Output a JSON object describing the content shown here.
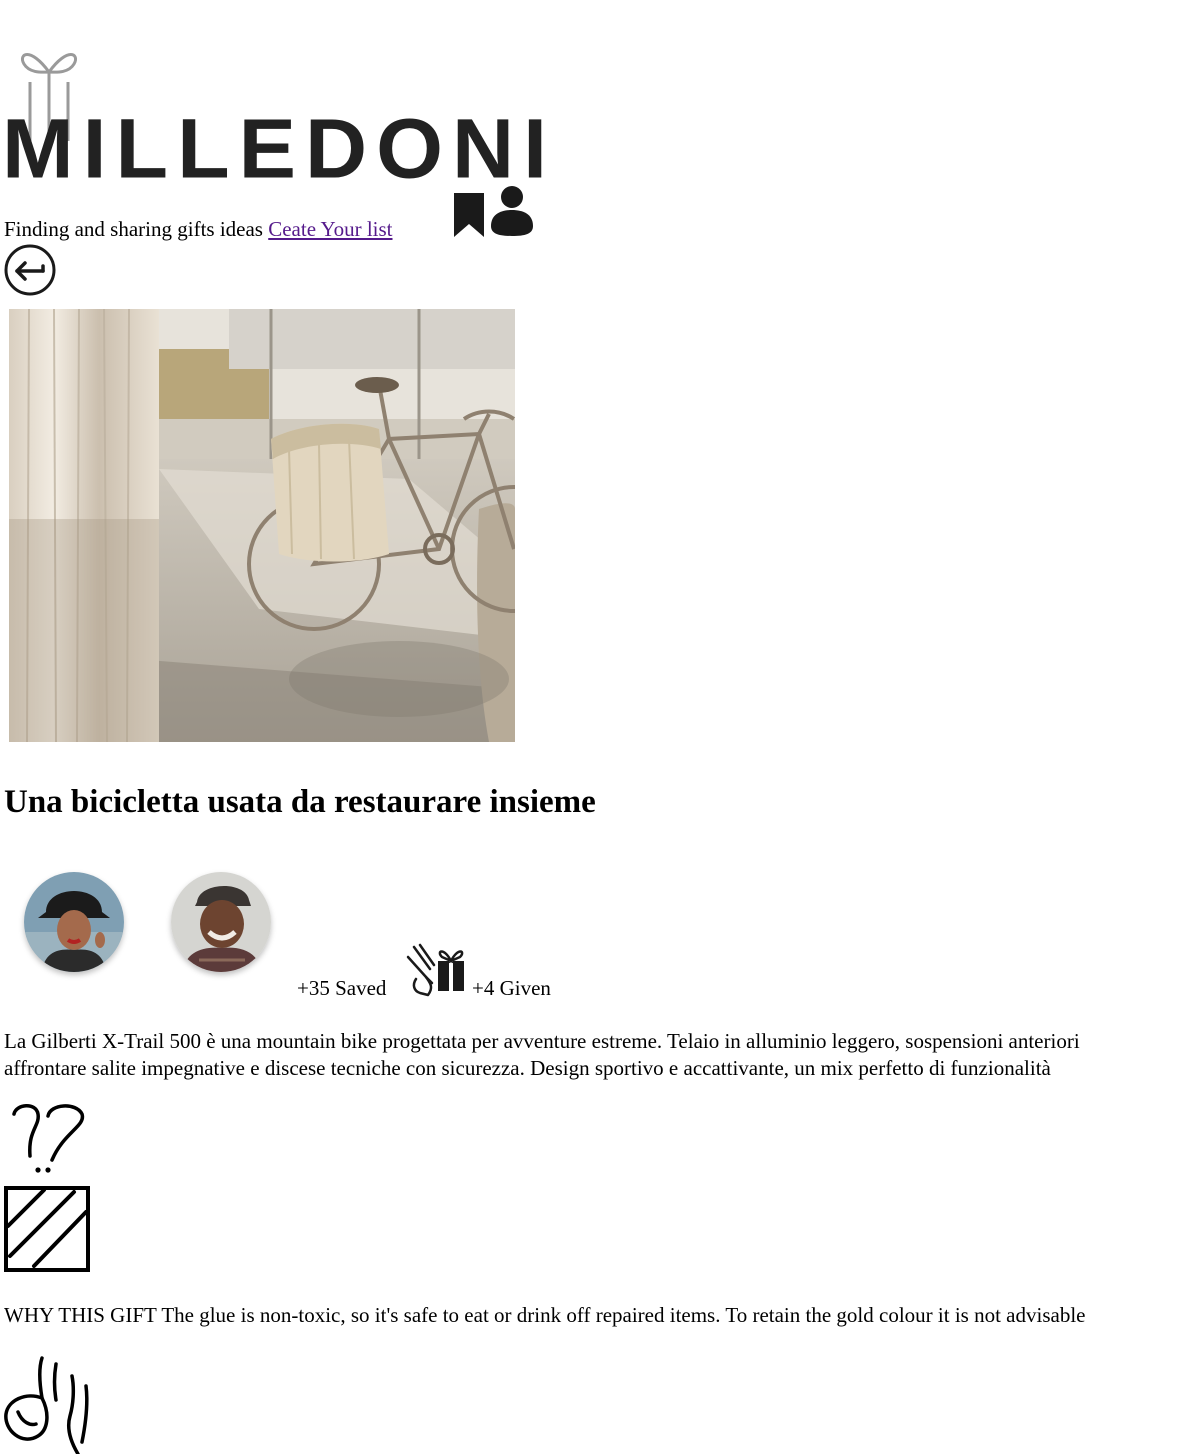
{
  "header": {
    "logo_text": "MILLEDONI",
    "tagline": "Finding and sharing gifts ideas",
    "create_list_link": "Ceate Your list",
    "icons": [
      "bookmark-icon",
      "user-icon"
    ]
  },
  "navigation": {
    "back_icon": "back-arrow-icon"
  },
  "product": {
    "image_subject": "bicycle",
    "title": "Una bicicletta usata da restaurare insieme",
    "stats": {
      "saved": "+35 Saved",
      "given": "+4 Given"
    },
    "description_lines": [
      "La Gilberti X-Trail 500 è una mountain bike progettata per avventure estreme. Telaio in alluminio leggero, sospensioni anteriori",
      "affrontare salite impegnative e discese tecniche con sicurezza. Design sportivo e accattivante, un mix perfetto di funzionalità"
    ],
    "why_this_gift": "WHY THIS GIFT The glue is non-toxic, so it's safe to eat or drink off repaired items. To retain the gold colour it is not advisable"
  },
  "colors": {
    "logo": "#222222",
    "link": "#551a8b",
    "icon": "#1a1a1a"
  }
}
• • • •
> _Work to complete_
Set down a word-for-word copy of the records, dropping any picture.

> _Output below_
Output a JSON object describing the content shown here.
{
  "header": {
    "logo_text": "MILLEDONI",
    "tagline": "Finding and sharing gifts ideas",
    "create_list_link": "Ceate Your list",
    "icons": [
      "bookmark-icon",
      "user-icon"
    ]
  },
  "navigation": {
    "back_icon": "back-arrow-icon"
  },
  "product": {
    "image_subject": "bicycle",
    "title": "Una bicicletta usata da restaurare insieme",
    "stats": {
      "saved": "+35 Saved",
      "given": "+4 Given"
    },
    "description_lines": [
      "La Gilberti X-Trail 500 è una mountain bike progettata per avventure estreme. Telaio in alluminio leggero, sospensioni anteriori",
      "affrontare salite impegnative e discese tecniche con sicurezza. Design sportivo e accattivante, un mix perfetto di funzionalità"
    ],
    "why_this_gift": "WHY THIS GIFT The glue is non-toxic, so it's safe to eat or drink off repaired items. To retain the gold colour it is not advisable"
  },
  "colors": {
    "logo": "#222222",
    "link": "#551a8b",
    "icon": "#1a1a1a"
  }
}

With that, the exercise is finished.